- YOUR OBJECTIVE
Which of the lines below mention the word "Gabrielė"? Pull each one out.

[App and web page records]
┄┄┄┄┄┄

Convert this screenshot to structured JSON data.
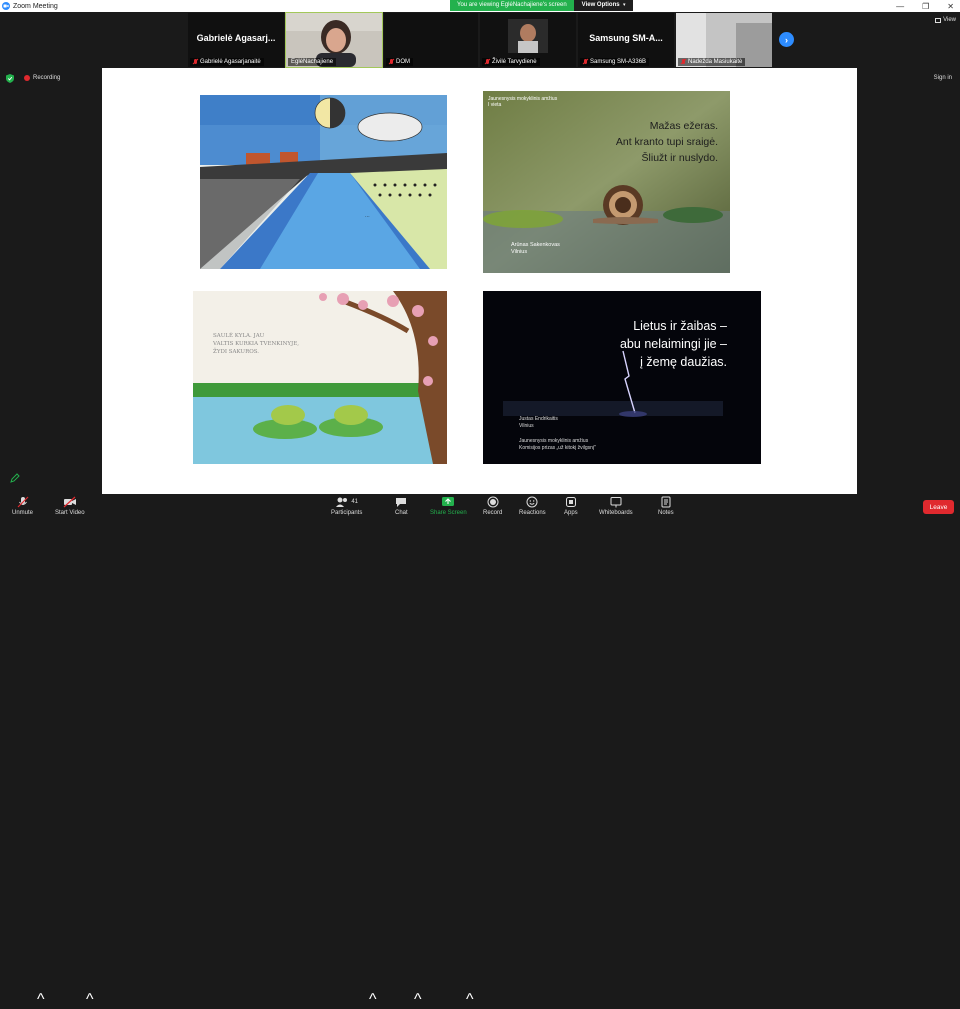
{
  "window": {
    "title": "Zoom Meeting",
    "controls": {
      "minimize": "—",
      "restore": "❐",
      "close": "✕"
    }
  },
  "banner": {
    "viewing_text": "You are viewing EglėNachajiene's screen",
    "view_options_label": "View Options"
  },
  "participants_strip": [
    {
      "big_name": "Gabrielė  Agasarj...",
      "label": "Gabrielė Agasarjanaitė",
      "muted": true,
      "video": false
    },
    {
      "big_name": "",
      "label": "EglėNachajiene",
      "muted": false,
      "video": true,
      "active": true
    },
    {
      "big_name": "",
      "label": "DOM",
      "muted": true,
      "video": false
    },
    {
      "big_name": "",
      "label": "Živilė Tarvydienė",
      "muted": true,
      "video": true
    },
    {
      "big_name": "Samsung  SM-A...",
      "label": "Samsung SM-A336B",
      "muted": true,
      "video": false
    },
    {
      "big_name": "",
      "label": "Nadežda Masiukaitė",
      "muted": true,
      "video": true
    }
  ],
  "view_label": "View",
  "status": {
    "recording_label": "Recording",
    "signin_label": "Sign in"
  },
  "shared": {
    "pic2": {
      "small_caption": [
        "Jaunesnysis mokyklinis amžius",
        "I vieta"
      ],
      "haiku": [
        "Mažas ežeras.",
        "Ant kranto tupi sraigė.",
        "Šliužt ir nuslydo."
      ],
      "author": [
        "Arūnas Sakenkovas",
        "Vilnius"
      ]
    },
    "pic3": {
      "poem": [
        "SAULĖ KYLA. JAU",
        "VALTIS KURKIA TVENKINYJE,",
        "ŽYDI SAKUROS."
      ]
    },
    "pic4": {
      "haiku": [
        "Lietus ir žaibas –",
        "abu nelaimingi jie –",
        "į žemę daužias."
      ],
      "author": [
        "Justas Endrikaitis",
        "Vilnius"
      ],
      "award": [
        "Jaunesnysis mokyklinis amžius",
        "Komisijos prizas „už kitokį žvilgsnį\""
      ]
    }
  },
  "toolbar": {
    "unmute": "Unmute",
    "start_video": "Start Video",
    "participants": "Participants",
    "participants_count": "41",
    "chat": "Chat",
    "share_screen": "Share Screen",
    "record": "Record",
    "reactions": "Reactions",
    "apps": "Apps",
    "whiteboards": "Whiteboards",
    "notes": "Notes",
    "leave": "Leave"
  },
  "colors": {
    "accent_blue": "#2d8cff",
    "share_green": "#23b14d",
    "leave_red": "#e0292e",
    "toolbar_bg": "#1a1a1a"
  }
}
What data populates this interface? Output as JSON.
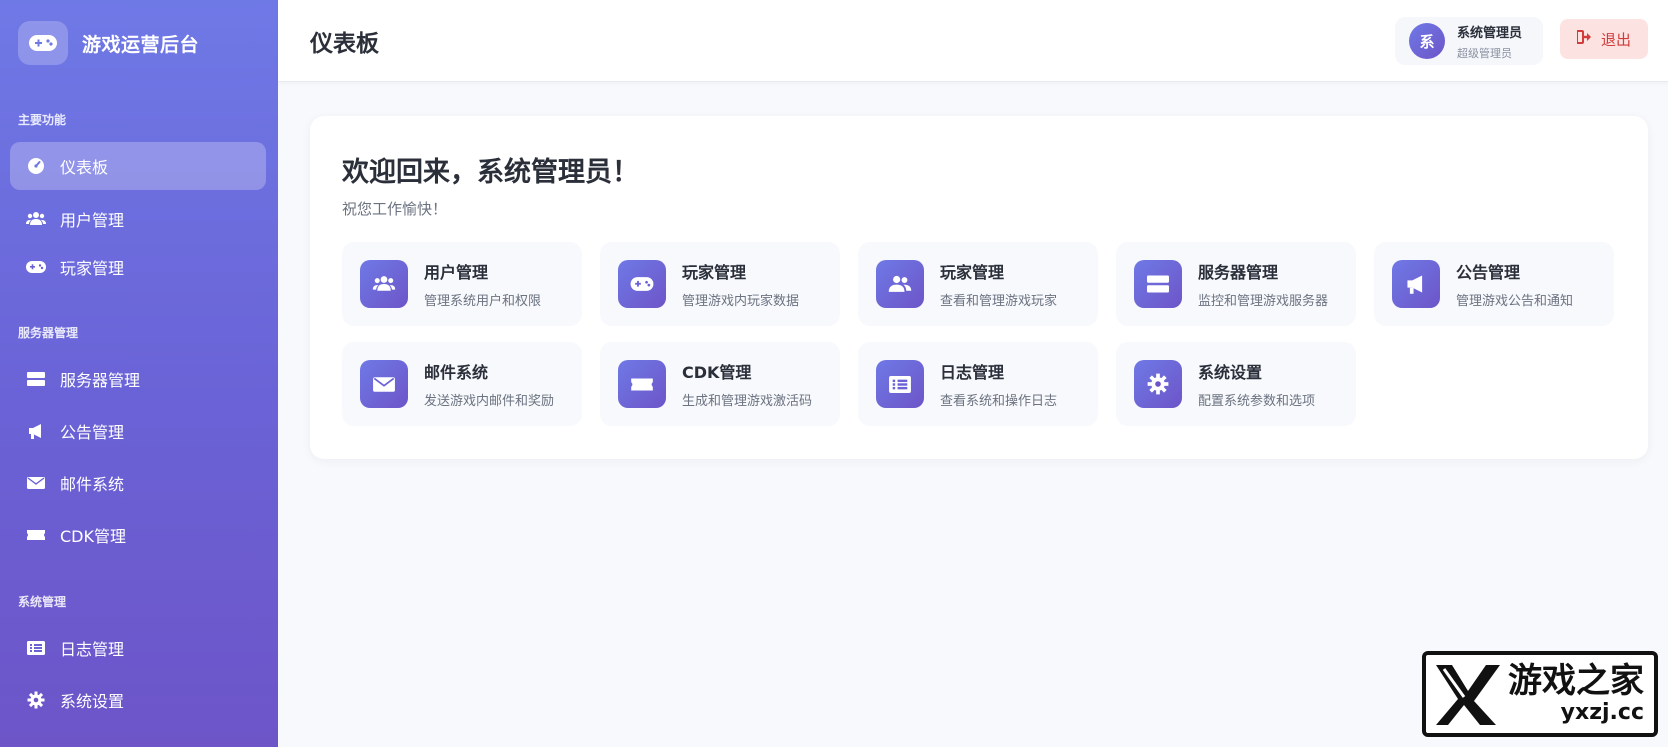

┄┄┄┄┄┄

- EXPECTED OUTPUT
      "big_name": "Gabrielė  Agasarj...",
      "label": "Gabrielė Agasarjanaitė",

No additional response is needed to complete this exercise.